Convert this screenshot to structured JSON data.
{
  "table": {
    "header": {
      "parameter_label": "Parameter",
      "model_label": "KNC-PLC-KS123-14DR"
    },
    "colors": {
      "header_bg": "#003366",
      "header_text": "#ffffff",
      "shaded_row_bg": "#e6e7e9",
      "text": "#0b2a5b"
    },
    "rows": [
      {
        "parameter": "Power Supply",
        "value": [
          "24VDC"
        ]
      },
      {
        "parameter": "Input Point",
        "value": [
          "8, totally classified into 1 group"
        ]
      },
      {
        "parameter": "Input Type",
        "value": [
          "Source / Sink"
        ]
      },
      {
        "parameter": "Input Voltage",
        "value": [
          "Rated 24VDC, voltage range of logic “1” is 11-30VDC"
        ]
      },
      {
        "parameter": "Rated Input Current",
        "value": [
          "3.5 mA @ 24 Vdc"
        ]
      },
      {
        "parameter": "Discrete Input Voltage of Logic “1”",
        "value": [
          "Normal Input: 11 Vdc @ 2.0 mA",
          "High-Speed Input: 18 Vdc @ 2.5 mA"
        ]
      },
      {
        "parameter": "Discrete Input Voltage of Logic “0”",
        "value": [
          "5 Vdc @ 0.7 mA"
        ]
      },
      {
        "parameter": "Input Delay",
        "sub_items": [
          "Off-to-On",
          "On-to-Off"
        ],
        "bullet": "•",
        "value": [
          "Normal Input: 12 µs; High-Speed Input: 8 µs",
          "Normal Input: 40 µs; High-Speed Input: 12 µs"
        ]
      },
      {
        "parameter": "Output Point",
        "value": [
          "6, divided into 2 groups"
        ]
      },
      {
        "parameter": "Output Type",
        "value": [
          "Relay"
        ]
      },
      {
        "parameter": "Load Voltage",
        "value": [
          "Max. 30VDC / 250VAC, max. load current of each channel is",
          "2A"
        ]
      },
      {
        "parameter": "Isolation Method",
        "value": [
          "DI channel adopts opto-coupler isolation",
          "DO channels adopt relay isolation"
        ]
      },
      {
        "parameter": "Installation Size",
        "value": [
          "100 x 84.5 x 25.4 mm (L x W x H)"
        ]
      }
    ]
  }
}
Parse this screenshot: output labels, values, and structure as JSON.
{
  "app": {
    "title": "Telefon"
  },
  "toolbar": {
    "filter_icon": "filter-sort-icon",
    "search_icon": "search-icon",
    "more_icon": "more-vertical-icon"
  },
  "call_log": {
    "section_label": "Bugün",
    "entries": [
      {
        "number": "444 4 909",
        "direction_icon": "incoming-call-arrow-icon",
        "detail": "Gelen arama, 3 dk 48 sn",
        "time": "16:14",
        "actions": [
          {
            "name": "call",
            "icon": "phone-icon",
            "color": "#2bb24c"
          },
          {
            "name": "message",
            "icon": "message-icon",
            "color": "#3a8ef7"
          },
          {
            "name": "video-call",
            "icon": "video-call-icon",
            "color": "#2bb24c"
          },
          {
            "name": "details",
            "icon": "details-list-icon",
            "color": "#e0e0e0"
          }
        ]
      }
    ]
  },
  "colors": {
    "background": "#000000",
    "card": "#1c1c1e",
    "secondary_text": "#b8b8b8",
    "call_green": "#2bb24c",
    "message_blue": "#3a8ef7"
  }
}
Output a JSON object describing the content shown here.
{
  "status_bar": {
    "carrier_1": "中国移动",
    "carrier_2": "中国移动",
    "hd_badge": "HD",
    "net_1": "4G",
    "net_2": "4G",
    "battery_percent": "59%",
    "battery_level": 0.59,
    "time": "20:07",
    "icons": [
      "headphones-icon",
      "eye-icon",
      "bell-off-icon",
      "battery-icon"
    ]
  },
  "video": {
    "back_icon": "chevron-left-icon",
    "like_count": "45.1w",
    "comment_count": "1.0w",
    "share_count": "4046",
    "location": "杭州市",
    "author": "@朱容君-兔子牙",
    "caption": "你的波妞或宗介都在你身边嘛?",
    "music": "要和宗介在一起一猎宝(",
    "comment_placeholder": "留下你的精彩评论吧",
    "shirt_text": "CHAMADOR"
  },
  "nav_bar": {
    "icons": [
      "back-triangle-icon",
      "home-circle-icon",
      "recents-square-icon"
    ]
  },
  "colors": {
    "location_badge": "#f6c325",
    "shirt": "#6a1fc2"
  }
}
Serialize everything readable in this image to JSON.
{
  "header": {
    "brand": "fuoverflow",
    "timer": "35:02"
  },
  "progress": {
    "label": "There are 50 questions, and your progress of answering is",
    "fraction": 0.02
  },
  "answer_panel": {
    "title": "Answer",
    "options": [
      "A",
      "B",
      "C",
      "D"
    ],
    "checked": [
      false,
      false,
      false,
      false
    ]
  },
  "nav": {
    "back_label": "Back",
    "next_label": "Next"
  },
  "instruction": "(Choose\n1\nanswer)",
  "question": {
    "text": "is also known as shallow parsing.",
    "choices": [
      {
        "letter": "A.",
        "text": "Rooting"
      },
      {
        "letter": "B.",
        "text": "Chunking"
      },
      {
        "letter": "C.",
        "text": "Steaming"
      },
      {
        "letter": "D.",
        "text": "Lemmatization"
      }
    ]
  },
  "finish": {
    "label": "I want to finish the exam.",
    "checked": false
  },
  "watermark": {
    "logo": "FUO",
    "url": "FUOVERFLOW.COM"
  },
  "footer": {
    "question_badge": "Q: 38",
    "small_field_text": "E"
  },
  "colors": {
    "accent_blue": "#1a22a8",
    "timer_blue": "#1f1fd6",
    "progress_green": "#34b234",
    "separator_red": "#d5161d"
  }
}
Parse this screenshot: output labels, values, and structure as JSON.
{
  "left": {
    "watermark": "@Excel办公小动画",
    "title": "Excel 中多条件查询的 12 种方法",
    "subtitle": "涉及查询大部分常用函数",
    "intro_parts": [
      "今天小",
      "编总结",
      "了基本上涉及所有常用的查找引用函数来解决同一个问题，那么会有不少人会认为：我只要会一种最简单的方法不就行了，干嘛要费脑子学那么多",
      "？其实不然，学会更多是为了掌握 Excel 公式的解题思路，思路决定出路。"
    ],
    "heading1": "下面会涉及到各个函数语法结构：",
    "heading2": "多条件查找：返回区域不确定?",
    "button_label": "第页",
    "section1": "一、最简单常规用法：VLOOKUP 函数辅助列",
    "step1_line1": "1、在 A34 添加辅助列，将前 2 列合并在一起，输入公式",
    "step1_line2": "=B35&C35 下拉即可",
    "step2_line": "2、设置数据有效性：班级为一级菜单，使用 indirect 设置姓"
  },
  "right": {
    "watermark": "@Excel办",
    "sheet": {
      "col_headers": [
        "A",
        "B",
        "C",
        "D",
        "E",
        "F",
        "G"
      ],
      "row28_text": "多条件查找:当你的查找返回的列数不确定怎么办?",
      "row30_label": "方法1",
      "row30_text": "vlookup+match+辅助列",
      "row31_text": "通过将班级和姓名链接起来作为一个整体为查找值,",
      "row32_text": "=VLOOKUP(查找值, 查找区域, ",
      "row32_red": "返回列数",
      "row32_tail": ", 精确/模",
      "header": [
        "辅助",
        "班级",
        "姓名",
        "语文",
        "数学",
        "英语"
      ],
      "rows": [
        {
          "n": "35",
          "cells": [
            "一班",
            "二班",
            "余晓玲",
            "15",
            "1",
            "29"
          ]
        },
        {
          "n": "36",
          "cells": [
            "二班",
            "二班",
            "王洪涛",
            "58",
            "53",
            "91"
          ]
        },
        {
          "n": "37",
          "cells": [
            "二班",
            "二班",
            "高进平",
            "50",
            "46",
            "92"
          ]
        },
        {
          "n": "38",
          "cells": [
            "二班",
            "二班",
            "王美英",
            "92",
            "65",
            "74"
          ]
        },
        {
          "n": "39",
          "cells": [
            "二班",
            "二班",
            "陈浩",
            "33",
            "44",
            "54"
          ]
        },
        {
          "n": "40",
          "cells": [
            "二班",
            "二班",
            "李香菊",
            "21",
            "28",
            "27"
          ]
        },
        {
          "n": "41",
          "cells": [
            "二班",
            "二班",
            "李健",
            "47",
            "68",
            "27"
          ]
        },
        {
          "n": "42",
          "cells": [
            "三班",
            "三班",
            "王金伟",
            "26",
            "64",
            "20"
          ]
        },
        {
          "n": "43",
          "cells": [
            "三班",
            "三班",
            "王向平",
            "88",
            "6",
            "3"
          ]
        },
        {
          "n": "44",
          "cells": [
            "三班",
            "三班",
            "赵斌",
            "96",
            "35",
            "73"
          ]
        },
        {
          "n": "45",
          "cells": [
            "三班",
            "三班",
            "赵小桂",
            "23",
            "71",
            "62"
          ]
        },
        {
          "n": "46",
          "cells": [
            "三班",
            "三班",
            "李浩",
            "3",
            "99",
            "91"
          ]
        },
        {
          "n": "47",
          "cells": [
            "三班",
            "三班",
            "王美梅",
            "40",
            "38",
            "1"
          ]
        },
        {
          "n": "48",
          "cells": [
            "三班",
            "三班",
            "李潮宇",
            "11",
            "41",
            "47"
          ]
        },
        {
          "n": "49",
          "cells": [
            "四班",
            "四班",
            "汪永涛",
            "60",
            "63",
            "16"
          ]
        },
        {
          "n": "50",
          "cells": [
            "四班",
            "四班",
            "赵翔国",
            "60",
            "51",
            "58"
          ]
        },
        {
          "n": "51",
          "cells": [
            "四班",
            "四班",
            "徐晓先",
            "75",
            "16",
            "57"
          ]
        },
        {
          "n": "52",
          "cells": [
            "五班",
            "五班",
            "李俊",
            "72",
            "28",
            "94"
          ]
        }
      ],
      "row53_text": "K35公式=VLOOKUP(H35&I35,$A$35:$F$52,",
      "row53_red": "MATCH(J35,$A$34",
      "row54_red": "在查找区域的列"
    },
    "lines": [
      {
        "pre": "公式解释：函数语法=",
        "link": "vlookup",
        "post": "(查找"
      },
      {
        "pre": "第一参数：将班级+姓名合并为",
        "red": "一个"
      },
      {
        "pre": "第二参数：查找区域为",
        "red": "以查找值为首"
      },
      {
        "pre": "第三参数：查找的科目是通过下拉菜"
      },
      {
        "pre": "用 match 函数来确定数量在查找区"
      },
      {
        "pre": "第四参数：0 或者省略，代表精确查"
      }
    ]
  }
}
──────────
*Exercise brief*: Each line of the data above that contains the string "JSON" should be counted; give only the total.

*Completed exercise*: 5